Coping with Financial Stress

by | Apr 3, 2020 | WWC WorthWhile Reading

This week, let’s talk about the health impact that the present Bear Market has placed on us.  I think we all agree that stress is, indeed, an unseen villain to our bodies.  Is there anything we can do to help alleviate the mental and physical strain of present-day financial issues brought on by the highly-contagious Corona Virus?  The stress of the virus alone is all-consuming.  Couple that with the stress of financial worries and you have a double whammy.


We are all vulnerable to this stress and will manifest it in our own way.  Some will be affected physically, others mentally and still others both ways.  If we let this all pile up, the effect could be long-lasting.  Here are a few suggestions to possibly help you survive this time with less stress, illness and sour dispositions.

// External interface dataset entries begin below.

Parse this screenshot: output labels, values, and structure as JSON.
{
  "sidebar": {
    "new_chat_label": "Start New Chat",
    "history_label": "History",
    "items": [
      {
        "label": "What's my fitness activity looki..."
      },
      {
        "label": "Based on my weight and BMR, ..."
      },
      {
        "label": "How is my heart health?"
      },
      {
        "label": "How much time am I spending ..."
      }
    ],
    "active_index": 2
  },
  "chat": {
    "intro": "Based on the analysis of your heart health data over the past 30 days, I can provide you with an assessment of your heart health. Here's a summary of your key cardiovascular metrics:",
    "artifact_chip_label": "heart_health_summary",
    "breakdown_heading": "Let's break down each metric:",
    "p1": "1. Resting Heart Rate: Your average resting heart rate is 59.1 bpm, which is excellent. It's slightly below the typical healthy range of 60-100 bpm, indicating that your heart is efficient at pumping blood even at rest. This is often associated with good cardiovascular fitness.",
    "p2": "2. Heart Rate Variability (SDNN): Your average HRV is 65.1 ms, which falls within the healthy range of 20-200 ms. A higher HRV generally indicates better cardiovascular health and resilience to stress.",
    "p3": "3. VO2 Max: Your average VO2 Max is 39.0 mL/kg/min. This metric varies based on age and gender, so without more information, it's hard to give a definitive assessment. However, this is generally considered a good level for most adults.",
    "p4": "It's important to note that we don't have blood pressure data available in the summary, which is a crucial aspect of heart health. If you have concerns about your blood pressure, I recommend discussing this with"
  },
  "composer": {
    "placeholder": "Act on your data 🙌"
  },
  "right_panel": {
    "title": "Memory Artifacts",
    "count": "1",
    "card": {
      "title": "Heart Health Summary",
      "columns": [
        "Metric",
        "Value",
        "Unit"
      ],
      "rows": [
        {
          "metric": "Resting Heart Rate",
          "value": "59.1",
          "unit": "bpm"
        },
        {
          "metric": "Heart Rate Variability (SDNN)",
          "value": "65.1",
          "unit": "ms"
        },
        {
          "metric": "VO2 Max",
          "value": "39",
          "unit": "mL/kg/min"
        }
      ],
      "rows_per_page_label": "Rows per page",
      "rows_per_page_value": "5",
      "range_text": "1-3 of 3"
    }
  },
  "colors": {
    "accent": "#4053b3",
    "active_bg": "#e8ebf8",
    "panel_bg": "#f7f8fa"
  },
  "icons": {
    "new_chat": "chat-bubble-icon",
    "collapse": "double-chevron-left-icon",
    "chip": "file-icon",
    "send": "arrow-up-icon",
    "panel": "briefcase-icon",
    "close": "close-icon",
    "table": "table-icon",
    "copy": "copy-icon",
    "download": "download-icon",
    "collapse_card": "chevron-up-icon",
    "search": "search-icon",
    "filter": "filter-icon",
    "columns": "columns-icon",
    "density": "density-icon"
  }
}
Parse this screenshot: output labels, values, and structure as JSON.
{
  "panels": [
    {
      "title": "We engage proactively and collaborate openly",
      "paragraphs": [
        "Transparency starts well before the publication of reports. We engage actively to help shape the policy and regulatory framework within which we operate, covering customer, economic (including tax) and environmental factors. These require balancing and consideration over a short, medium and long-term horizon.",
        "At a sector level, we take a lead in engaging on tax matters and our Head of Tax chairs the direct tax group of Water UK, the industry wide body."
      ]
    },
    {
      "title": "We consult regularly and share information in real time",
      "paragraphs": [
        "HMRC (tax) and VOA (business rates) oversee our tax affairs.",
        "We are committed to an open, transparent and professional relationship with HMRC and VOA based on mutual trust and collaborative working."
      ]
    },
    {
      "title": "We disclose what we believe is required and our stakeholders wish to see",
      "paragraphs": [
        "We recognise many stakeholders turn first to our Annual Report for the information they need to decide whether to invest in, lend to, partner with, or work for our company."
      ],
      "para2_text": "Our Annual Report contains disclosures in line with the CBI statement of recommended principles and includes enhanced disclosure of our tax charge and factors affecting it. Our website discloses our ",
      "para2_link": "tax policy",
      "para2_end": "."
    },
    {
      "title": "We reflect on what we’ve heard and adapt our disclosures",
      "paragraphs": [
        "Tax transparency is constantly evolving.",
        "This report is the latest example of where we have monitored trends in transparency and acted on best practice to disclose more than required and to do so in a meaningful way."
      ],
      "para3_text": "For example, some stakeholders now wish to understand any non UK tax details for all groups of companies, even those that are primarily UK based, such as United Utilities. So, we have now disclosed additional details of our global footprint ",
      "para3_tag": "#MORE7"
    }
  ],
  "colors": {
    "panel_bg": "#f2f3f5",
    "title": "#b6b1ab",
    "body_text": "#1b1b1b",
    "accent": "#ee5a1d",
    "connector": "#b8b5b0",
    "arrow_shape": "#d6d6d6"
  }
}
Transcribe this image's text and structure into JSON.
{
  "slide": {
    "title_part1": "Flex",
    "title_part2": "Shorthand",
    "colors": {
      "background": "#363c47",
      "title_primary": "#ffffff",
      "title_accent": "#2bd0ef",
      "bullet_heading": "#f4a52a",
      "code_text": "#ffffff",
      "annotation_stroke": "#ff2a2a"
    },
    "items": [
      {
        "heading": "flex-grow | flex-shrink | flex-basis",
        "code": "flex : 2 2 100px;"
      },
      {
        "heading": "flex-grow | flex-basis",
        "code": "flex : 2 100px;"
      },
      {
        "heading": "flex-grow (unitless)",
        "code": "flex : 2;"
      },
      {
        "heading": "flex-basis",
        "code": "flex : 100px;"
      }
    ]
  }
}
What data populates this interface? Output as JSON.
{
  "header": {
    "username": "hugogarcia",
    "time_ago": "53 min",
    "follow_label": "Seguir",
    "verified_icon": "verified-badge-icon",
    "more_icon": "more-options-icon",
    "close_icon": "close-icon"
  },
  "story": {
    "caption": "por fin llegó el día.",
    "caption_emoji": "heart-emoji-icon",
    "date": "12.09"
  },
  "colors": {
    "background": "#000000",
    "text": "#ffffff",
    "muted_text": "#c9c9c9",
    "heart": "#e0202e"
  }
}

  • How about we live life more and watch media coverage less?  There is a lot of information in the press and online.  24/7 media coverage implies that nothing else matters and we know that’s not true.  We also know that there is a lot of misinformation out there about the virus. And, there’s lots of news that would be making the headlines if not for the “virus”.
  • Let’s look at the markets in the “big” picture instead of the “here and now”.  We are all responding to immediate threats and ignoring our stock market history lessons.  Previous Bear markets have had many different causes with the likelihood of decreased economic activity and increased possibility of a recession. We should understand that immediate effects on our financial lives always work themselves out in the aftermath of the crisis.
  • Let’s concentrate on what we need to do to move forward.  Yes, the economy is slowing down significantly and joblessness is rampant, just as in previous Bear markets.   But if we concentrate on the problem instead of doing what we have to do to get through it, we miss the whole point of what experience has, or should have, taught us.  Knowing that even bad things come to an end should help us to put this period of time into perspective and cease the “worry”, an activity that does and accomplishes nothing.
  • Consider consulting an experienced and trained Certified Financial Planner™ professional.  If you choose an advisor who has been through a couple of bear markets, you will know that they can guide you through with confidence.  For example, our senior partners have 56 years of combined experience and you can bet this is not their “first rodeo”.
  • Definitely design a plan to meet your needs and goals now and in the future, with risk protection for the unknown.  No one knows what the future holds, but if you bury your head in the sand, you will be vulnerable the next time tranquility is disrupted. 



Coping with Financial Stress